_Work required_
Below are the records; print them again exactly and omit the pictures.

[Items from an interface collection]

──────────────────────────────

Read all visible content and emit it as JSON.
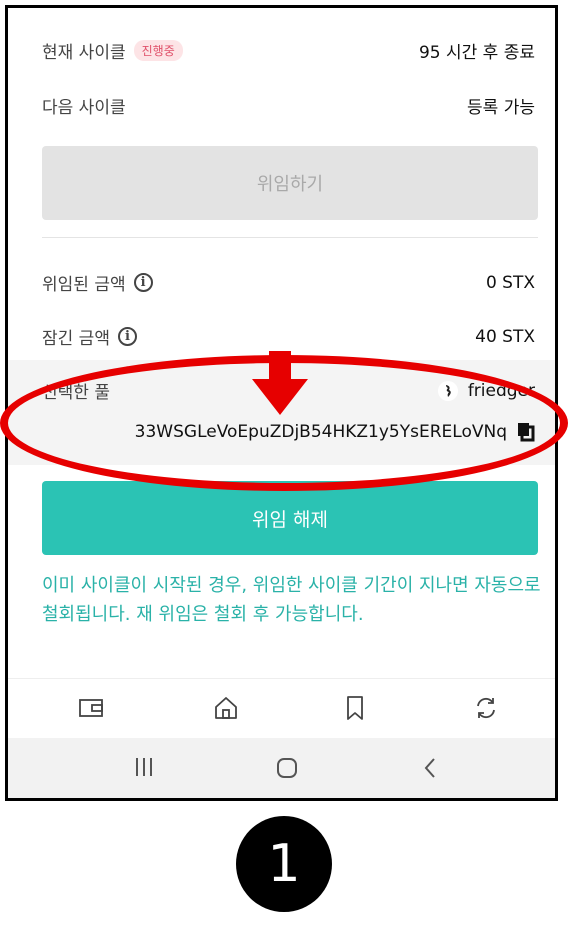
{
  "cycle": {
    "current_label": "현재 사이클",
    "current_badge": "진행중",
    "current_value": "95 시간 후 종료",
    "next_label": "다음 사이클",
    "next_value": "등록 가능"
  },
  "delegate_button": "위임하기",
  "amounts": {
    "delegated_label": "위임된 금액",
    "delegated_value": "0 STX",
    "locked_label": "잠긴 금액",
    "locked_value": "40 STX"
  },
  "pool": {
    "label": "선택한 풀",
    "name": "friedger",
    "address": "33WSGLeVoEpuZDjB54HKZ1y5YsERELoVNq"
  },
  "revoke_button": "위임 해제",
  "notice": "이미 사이클이 시작된 경우, 위임한 사이클 기간이 지나면 자동으로 철회됩니다. 재 위임은 철회 후 가능합니다.",
  "nav": {
    "items": [
      "wallet-icon",
      "home-icon",
      "bookmark-icon",
      "sync-icon"
    ]
  },
  "colors": {
    "accent": "#2bc3b4",
    "badge_bg": "#fde4e6",
    "badge_text": "#e0516a",
    "annotation_red": "#e60000"
  },
  "annotation": {
    "step_number": "1"
  }
}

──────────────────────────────

_Task solution_
Read all visible content and emit it as JSON.
{
  "cycle": {
    "current_label": "현재 사이클",
    "current_badge": "진행중",
    "current_value": "95 시간 후 종료",
    "next_label": "다음 사이클",
    "next_value": "등록 가능"
  },
  "delegate_button": "위임하기",
  "amounts": {
    "delegated_label": "위임된 금액",
    "delegated_value": "0 STX",
    "locked_label": "잠긴 금액",
    "locked_value": "40 STX"
  },
  "pool": {
    "label": "선택한 풀",
    "name": "friedger",
    "address": "33WSGLeVoEpuZDjB54HKZ1y5YsERELoVNq"
  },
  "revoke_button": "위임 해제",
  "notice": "이미 사이클이 시작된 경우, 위임한 사이클 기간이 지나면 자동으로 철회됩니다. 재 위임은 철회 후 가능합니다.",
  "nav": {
    "items": [
      "wallet-icon",
      "home-icon",
      "bookmark-icon",
      "sync-icon"
    ]
  },
  "colors": {
    "accent": "#2bc3b4",
    "badge_bg": "#fde4e6",
    "badge_text": "#e0516a",
    "annotation_red": "#e60000"
  },
  "annotation": {
    "step_number": "1"
  }
}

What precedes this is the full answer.